__ACTION ITEM__.
Extract each line holding the word "Stella" from the entries.

__Element data from apps and pages__.
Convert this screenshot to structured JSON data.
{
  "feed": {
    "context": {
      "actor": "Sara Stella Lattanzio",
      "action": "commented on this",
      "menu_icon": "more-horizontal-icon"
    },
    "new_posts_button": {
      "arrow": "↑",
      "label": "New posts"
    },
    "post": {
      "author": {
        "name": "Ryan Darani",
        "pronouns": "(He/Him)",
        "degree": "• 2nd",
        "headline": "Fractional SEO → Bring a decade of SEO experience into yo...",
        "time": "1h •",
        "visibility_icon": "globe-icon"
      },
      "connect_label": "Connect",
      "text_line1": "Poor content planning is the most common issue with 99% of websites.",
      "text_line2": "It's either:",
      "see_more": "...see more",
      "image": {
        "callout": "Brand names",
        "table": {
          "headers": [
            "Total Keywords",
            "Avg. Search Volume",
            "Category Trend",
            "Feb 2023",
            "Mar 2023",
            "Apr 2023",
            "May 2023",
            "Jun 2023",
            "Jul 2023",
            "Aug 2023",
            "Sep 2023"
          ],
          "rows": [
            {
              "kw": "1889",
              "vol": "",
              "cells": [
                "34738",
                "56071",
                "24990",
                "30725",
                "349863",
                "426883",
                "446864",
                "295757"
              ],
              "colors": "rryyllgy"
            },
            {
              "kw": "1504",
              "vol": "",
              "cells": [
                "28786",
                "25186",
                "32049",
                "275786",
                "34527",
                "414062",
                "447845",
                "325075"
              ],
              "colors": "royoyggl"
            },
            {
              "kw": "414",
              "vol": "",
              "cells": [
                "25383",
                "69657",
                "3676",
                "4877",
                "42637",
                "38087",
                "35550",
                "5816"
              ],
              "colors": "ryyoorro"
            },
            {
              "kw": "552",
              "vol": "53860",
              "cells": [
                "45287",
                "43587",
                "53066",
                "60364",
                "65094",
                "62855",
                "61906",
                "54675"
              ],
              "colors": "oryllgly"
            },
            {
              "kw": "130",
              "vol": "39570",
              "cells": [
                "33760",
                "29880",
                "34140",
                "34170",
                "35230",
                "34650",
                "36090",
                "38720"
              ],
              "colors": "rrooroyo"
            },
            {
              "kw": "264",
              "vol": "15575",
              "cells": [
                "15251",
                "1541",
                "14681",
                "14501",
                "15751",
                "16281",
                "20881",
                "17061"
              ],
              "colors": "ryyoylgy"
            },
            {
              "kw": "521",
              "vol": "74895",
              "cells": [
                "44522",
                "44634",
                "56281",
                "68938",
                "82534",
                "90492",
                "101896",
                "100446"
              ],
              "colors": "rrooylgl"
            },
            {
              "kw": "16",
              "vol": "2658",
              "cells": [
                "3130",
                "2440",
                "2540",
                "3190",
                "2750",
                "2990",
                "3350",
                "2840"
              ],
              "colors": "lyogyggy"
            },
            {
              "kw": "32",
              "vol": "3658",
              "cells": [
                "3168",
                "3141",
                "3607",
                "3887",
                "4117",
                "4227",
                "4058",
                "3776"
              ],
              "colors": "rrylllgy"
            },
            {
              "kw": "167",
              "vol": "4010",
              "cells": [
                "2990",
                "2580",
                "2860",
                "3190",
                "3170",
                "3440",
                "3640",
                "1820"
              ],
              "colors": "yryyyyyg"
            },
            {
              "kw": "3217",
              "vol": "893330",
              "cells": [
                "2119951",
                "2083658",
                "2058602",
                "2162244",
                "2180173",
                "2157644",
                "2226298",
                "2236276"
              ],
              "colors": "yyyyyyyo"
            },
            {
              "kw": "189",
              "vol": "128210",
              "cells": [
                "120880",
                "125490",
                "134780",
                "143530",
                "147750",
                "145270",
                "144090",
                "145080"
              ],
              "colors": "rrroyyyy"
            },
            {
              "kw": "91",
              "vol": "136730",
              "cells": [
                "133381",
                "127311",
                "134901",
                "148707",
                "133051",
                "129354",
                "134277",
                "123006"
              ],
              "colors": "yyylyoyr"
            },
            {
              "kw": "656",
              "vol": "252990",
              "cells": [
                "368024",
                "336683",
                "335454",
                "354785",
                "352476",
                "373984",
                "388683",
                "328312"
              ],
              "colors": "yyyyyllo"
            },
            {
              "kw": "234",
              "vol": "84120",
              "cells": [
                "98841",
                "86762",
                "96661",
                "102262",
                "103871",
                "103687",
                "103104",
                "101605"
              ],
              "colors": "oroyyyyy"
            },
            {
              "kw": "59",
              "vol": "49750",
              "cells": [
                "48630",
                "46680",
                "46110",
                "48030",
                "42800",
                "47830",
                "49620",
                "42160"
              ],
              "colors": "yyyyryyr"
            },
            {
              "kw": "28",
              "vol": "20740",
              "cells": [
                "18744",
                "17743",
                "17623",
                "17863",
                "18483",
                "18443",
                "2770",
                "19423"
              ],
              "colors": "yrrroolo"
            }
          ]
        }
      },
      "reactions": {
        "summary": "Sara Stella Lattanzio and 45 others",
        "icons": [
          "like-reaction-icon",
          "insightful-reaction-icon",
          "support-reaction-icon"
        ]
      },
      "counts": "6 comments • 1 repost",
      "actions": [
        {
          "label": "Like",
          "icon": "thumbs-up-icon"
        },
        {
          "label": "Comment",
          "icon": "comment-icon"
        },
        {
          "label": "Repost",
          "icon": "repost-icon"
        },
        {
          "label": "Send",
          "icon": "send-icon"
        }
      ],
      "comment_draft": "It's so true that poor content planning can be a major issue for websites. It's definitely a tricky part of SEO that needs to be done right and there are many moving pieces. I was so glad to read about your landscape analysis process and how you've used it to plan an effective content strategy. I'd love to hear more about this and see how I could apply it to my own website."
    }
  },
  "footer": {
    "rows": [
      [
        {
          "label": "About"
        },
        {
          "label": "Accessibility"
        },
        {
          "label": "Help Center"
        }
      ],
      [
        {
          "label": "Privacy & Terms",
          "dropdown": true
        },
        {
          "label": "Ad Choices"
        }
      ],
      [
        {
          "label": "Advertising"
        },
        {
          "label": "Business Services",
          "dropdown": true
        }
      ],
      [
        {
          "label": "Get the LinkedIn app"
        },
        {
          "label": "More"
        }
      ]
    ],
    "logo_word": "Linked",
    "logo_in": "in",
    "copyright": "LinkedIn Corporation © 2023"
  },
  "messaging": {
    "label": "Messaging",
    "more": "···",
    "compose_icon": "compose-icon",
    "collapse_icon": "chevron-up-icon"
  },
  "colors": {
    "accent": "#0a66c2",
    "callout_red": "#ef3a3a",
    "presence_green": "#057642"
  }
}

__TASK RESPONSE__.
      "actor": "Sara Stella Lattanzio",
        "summary": "Sara Stella Lattanzio and 45 others",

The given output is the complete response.